A good year for Dems

Christopher Taylor

2006 has been a troubling year for conservative politics.

But I don’t count those candidates out yet. They have access to resources that could be potentially devastating for the Democrats — also known as negative campaigning.

I recently sat down in front of the television and watched smear campaign ads, one delivered right after another from both parties. Apparently Rep. Sherrod Brown missed a lot of Congressional votes. And then Sen. Mike DeWine missed a lot of votes. DeWine doesn’t support our troops. And we all know Sherrod Brown let us down.

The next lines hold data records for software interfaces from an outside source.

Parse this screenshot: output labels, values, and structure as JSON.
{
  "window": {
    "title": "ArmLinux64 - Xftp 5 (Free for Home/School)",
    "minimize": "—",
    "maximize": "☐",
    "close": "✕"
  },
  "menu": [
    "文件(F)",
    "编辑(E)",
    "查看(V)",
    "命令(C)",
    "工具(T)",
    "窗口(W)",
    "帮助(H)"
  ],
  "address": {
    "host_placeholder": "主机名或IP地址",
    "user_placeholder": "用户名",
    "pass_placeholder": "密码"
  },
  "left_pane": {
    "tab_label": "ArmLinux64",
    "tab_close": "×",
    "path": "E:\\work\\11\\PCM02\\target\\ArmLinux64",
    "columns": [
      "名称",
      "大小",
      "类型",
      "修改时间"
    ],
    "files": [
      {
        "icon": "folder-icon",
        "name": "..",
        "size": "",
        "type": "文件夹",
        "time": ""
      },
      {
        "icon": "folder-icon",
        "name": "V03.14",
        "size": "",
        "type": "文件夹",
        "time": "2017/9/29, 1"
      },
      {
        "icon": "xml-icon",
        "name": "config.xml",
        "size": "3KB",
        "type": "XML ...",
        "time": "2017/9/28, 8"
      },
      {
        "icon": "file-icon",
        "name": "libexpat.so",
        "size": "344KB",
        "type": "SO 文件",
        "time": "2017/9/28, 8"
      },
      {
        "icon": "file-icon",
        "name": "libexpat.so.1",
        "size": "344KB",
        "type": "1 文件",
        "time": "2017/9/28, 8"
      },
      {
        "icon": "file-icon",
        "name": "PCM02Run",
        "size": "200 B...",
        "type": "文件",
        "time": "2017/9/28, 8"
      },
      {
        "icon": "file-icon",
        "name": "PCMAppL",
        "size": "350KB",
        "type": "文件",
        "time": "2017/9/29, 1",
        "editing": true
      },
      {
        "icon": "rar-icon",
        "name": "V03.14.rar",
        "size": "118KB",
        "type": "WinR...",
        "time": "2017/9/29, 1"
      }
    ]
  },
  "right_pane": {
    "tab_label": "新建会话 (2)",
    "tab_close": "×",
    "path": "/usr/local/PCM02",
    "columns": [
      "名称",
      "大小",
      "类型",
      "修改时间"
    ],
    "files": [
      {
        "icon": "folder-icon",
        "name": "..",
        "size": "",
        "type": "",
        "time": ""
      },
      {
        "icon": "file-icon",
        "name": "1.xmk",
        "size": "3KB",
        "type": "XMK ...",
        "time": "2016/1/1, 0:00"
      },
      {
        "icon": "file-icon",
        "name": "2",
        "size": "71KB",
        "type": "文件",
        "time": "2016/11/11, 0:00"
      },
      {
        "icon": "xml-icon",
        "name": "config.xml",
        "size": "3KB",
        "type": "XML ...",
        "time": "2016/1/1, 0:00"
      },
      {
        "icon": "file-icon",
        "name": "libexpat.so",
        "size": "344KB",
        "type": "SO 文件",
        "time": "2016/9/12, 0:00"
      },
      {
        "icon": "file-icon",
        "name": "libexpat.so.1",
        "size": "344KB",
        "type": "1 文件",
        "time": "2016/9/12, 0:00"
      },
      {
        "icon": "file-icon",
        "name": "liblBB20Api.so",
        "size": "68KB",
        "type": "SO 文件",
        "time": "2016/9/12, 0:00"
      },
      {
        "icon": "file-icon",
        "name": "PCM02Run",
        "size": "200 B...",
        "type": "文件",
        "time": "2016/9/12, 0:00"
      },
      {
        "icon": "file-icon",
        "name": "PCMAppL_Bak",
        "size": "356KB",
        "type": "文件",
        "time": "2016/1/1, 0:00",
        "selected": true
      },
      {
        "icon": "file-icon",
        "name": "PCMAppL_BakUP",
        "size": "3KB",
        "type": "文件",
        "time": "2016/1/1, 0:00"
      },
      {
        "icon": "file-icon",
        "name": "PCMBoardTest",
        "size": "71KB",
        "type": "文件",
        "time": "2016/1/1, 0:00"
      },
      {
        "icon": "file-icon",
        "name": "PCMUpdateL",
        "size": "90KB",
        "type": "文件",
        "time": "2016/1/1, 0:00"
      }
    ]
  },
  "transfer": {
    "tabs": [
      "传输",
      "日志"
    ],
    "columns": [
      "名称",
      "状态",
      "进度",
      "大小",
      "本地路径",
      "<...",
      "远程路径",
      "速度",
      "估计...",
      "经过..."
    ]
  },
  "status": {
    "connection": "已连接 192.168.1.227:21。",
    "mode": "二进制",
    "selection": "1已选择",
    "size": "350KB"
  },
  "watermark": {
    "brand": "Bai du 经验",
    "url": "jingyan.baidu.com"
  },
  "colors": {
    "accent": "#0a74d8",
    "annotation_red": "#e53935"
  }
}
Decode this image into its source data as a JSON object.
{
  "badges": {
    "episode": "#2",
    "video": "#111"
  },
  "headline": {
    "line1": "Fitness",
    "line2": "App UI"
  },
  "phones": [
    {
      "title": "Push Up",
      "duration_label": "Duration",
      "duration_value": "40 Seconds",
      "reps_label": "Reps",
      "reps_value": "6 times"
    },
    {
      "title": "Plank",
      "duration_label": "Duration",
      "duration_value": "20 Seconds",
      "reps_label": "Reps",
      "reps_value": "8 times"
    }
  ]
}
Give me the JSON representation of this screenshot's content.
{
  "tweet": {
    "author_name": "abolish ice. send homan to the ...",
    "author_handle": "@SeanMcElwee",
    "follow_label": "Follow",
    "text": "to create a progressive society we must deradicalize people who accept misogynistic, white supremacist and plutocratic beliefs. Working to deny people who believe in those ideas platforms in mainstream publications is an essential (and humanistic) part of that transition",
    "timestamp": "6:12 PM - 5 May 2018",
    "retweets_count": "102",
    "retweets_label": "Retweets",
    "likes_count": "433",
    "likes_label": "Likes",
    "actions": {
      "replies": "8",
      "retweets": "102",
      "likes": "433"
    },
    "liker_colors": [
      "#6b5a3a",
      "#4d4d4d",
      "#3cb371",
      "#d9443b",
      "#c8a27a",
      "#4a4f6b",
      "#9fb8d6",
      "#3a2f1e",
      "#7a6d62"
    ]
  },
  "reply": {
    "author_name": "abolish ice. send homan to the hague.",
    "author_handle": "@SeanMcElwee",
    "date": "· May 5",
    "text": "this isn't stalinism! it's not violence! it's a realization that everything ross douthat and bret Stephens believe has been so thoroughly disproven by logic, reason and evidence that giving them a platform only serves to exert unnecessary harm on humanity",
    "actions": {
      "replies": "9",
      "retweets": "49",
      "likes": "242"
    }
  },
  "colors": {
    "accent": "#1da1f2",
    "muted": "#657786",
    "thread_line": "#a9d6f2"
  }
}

The negative campaign tool could play an important part in getting last-minute independents to side with a specific candidate. But as of recent, the Republicans have a lot of work to do to retain the congressional majority. They have to erase a pedophile scandal from voter’s memory, convince Americans that the name Abramoff does not exist and remind people that there have been no American casualties in the Iraq war.

Locally, the Buckeye state’s stormy Republican party is disorganized this year. In reply, they feel they must throw the most faulty accusations at Democrats in order to win votes back. National politics fair even worse for the GOP, as issues such as abortion in South Dakota, minimum wage and higher education will drive core Democratic strongholds, such as minorities and youth voters, to the polls. That’s why I believe this will be a good year for the Dems after having the past three elections for Congress go strongly to the Republicans.

Sure, it doesn’t help that Rep. Mark Foley, whose name is actually that of a tube and collecting sack stuck in the urethra to drain urine from the bladder, likes to text message 16-year-old boys and that his quadruple-chinned speaker of the House counterpart chooses “no comment” to the immoral actions. And after the scandal broke loose, Foley was probably told to come out as gay so that the American public would understand why he did it. Foley may be gay, but more importantly — he’s an idiot.

But there are so many additional factors playing in this year’s midterm. The Republican Party is factionalizing into the pro-Bush and anti-Bush, as if it were a campaign issue. And it is a very important issue that could put the Party of the People back into power in Congress.

The people of the United States are not happy with the current state of the shameful union. We aren’t respected in the world, North Korea is now a nuclear threat, we are playing a large part in the destruction of the environment, a woman’s uterus is still in the hands of politicians, our esteemed military is fighting for the government (not the people) and gay couples battle every day for equality. It is for these reasons we are beginning to see the once great party of Lincoln now fail.

Predictions: I believe Ohioans will walk into the polling station associating $3.25 gas with the buttons that they end up pushing to elect their leaders. They will remember their dreary economy, local soldiers who have died and their fraudulent, term-limited governor. Ohio’s overwhelming GOP-dominated legislature may not go blue, but the Dems will certainly pick up seats.

More importantly, conservatives are freaked out that they won’t be able to dominate the political agenda at the polls and God’s will won’t be done.

And they are probably right. Instead, it will be the will of the people.

Christopher Taylor is a senior nursing major and point/counterpoint columnist for the Daily Kent Stater. Contact him at [email protected].